Dataset rows for apps and sites
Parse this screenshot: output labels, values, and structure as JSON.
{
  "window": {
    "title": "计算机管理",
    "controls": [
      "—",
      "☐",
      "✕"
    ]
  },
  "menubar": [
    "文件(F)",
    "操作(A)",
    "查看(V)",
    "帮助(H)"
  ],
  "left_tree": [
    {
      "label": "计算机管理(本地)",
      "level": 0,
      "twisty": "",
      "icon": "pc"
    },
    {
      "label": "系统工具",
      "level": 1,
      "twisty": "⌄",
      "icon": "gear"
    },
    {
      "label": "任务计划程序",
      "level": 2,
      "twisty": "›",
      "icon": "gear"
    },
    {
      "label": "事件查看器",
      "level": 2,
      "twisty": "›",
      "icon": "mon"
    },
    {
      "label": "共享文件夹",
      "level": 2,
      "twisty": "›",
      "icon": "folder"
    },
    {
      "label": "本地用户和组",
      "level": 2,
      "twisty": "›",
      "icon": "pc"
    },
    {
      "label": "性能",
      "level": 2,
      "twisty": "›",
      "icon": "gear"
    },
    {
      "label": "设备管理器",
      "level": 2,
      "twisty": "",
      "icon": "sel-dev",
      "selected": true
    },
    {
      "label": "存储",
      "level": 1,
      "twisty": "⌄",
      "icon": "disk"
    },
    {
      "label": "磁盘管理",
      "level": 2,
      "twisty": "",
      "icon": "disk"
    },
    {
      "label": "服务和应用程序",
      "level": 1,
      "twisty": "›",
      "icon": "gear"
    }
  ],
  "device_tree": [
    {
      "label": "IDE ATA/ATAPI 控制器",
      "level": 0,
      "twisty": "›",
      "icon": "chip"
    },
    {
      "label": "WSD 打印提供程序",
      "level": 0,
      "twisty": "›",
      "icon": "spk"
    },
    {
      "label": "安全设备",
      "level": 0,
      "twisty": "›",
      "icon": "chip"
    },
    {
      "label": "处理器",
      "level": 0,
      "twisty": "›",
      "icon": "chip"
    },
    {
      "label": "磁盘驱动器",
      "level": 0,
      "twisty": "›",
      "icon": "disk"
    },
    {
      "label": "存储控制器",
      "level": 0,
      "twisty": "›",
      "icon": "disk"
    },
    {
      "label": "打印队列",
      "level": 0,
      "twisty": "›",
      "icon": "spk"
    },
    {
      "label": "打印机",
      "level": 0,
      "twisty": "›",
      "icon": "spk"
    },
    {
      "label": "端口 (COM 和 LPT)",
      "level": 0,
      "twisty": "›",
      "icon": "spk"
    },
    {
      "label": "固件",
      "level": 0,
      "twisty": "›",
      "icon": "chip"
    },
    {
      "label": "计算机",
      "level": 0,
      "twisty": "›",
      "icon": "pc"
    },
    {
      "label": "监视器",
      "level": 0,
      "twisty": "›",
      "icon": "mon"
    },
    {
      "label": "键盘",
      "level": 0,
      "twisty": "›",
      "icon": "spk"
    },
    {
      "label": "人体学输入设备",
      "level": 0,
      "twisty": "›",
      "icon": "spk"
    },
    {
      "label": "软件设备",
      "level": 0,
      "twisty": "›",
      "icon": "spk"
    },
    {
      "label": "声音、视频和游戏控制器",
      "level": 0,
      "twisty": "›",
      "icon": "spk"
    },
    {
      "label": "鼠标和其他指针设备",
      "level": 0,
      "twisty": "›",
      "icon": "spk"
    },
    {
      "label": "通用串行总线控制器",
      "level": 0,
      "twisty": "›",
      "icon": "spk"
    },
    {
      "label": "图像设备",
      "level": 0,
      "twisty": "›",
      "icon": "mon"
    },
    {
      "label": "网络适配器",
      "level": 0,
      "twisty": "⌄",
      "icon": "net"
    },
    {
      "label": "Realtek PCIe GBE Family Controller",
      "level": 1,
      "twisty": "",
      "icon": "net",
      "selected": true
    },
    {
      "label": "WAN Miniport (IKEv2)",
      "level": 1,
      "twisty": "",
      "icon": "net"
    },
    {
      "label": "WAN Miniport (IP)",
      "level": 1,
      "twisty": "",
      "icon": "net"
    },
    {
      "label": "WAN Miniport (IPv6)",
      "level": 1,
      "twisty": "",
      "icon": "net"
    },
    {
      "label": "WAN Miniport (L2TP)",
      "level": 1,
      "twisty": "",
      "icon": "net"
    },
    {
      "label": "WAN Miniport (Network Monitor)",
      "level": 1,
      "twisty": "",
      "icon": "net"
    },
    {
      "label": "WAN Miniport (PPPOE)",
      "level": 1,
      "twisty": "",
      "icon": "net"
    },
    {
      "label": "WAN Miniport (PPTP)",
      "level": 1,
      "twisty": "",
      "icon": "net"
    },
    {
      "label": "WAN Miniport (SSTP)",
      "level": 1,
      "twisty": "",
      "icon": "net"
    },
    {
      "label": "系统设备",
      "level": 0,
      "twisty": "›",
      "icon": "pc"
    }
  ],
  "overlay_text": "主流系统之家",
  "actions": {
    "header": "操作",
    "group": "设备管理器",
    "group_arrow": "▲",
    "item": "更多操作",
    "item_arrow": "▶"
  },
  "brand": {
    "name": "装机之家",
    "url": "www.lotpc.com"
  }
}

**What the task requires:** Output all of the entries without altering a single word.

**Result below:**
Parse this screenshot: output labels, values, and structure as JSON.
{
  "window": {
    "title": "计算机管理",
    "controls": [
      "—",
      "☐",
      "✕"
    ]
  },
  "menubar": [
    "文件(F)",
    "操作(A)",
    "查看(V)",
    "帮助(H)"
  ],
  "left_tree": [
    {
      "label": "计算机管理(本地)",
      "level": 0,
      "twisty": "",
      "icon": "pc"
    },
    {
      "label": "系统工具",
      "level": 1,
      "twisty": "⌄",
      "icon": "gear"
    },
    {
      "label": "任务计划程序",
      "level": 2,
      "twisty": "›",
      "icon": "gear"
    },
    {
      "label": "事件查看器",
      "level": 2,
      "twisty": "›",
      "icon": "mon"
    },
    {
      "label": "共享文件夹",
      "level": 2,
      "twisty": "›",
      "icon": "folder"
    },
    {
      "label": "本地用户和组",
      "level": 2,
      "twisty": "›",
      "icon": "pc"
    },
    {
      "label": "性能",
      "level": 2,
      "twisty": "›",
      "icon": "gear"
    },
    {
      "label": "设备管理器",
      "level": 2,
      "twisty": "",
      "icon": "sel-dev",
      "selected": true
    },
    {
      "label": "存储",
      "level": 1,
      "twisty": "⌄",
      "icon": "disk"
    },
    {
      "label": "磁盘管理",
      "level": 2,
      "twisty": "",
      "icon": "disk"
    },
    {
      "label": "服务和应用程序",
      "level": 1,
      "twisty": "›",
      "icon": "gear"
    }
  ],
  "device_tree": [
    {
      "label": "IDE ATA/ATAPI 控制器",
      "level": 0,
      "twisty": "›",
      "icon": "chip"
    },
    {
      "label": "WSD 打印提供程序",
      "level": 0,
      "twisty": "›",
      "icon": "spk"
    },
    {
      "label": "安全设备",
      "level": 0,
      "twisty": "›",
      "icon": "chip"
    },
    {
      "label": "处理器",
      "level": 0,
      "twisty": "›",
      "icon": "chip"
    },
    {
      "label": "磁盘驱动器",
      "level": 0,
      "twisty": "›",
      "icon": "disk"
    },
    {
      "label": "存储控制器",
      "level": 0,
      "twisty": "›",
      "icon": "disk"
    },
    {
      "label": "打印队列",
      "level": 0,
      "twisty": "›",
      "icon": "spk"
    },
    {
      "label": "打印机",
      "level": 0,
      "twisty": "›",
      "icon": "spk"
    },
    {
      "label": "端口 (COM 和 LPT)",
      "level": 0,
      "twisty": "›",
      "icon": "spk"
    },
    {
      "label": "固件",
      "level": 0,
      "twisty": "›",
      "icon": "chip"
    },
    {
      "label": "计算机",
      "level": 0,
      "twisty": "›",
      "icon": "pc"
    },
    {
      "label": "监视器",
      "level": 0,
      "twisty": "›",
      "icon": "mon"
    },
    {
      "label": "键盘",
      "level": 0,
      "twisty": "›",
      "icon": "spk"
    },
    {
      "label": "人体学输入设备",
      "level": 0,
      "twisty": "›",
      "icon": "spk"
    },
    {
      "label": "软件设备",
      "level": 0,
      "twisty": "›",
      "icon": "spk"
    },
    {
      "label": "声音、视频和游戏控制器",
      "level": 0,
      "twisty": "›",
      "icon": "spk"
    },
    {
      "label": "鼠标和其他指针设备",
      "level": 0,
      "twisty": "›",
      "icon": "spk"
    },
    {
      "label": "通用串行总线控制器",
      "level": 0,
      "twisty": "›",
      "icon": "spk"
    },
    {
      "label": "图像设备",
      "level": 0,
      "twisty": "›",
      "icon": "mon"
    },
    {
      "label": "网络适配器",
      "level": 0,
      "twisty": "⌄",
      "icon": "net"
    },
    {
      "label": "Realtek PCIe GBE Family Controller",
      "level": 1,
      "twisty": "",
      "icon": "net",
      "selected": true
    },
    {
      "label": "WAN Miniport (IKEv2)",
      "level": 1,
      "twisty": "",
      "icon": "net"
    },
    {
      "label": "WAN Miniport (IP)",
      "level": 1,
      "twisty": "",
      "icon": "net"
    },
    {
      "label": "WAN Miniport (IPv6)",
      "level": 1,
      "twisty": "",
      "icon": "net"
    },
    {
      "label": "WAN Miniport (L2TP)",
      "level": 1,
      "twisty": "",
      "icon": "net"
    },
    {
      "label": "WAN Miniport (Network Monitor)",
      "level": 1,
      "twisty": "",
      "icon": "net"
    },
    {
      "label": "WAN Miniport (PPPOE)",
      "level": 1,
      "twisty": "",
      "icon": "net"
    },
    {
      "label": "WAN Miniport (PPTP)",
      "level": 1,
      "twisty": "",
      "icon": "net"
    },
    {
      "label": "WAN Miniport (SSTP)",
      "level": 1,
      "twisty": "",
      "icon": "net"
    },
    {
      "label": "系统设备",
      "level": 0,
      "twisty": "›",
      "icon": "pc"
    }
  ],
  "overlay_text": "主流系统之家",
  "actions": {
    "header": "操作",
    "group": "设备管理器",
    "group_arrow": "▲",
    "item": "更多操作",
    "item_arrow": "▶"
  },
  "brand": {
    "name": "装机之家",
    "url": "www.lotpc.com"
  }
}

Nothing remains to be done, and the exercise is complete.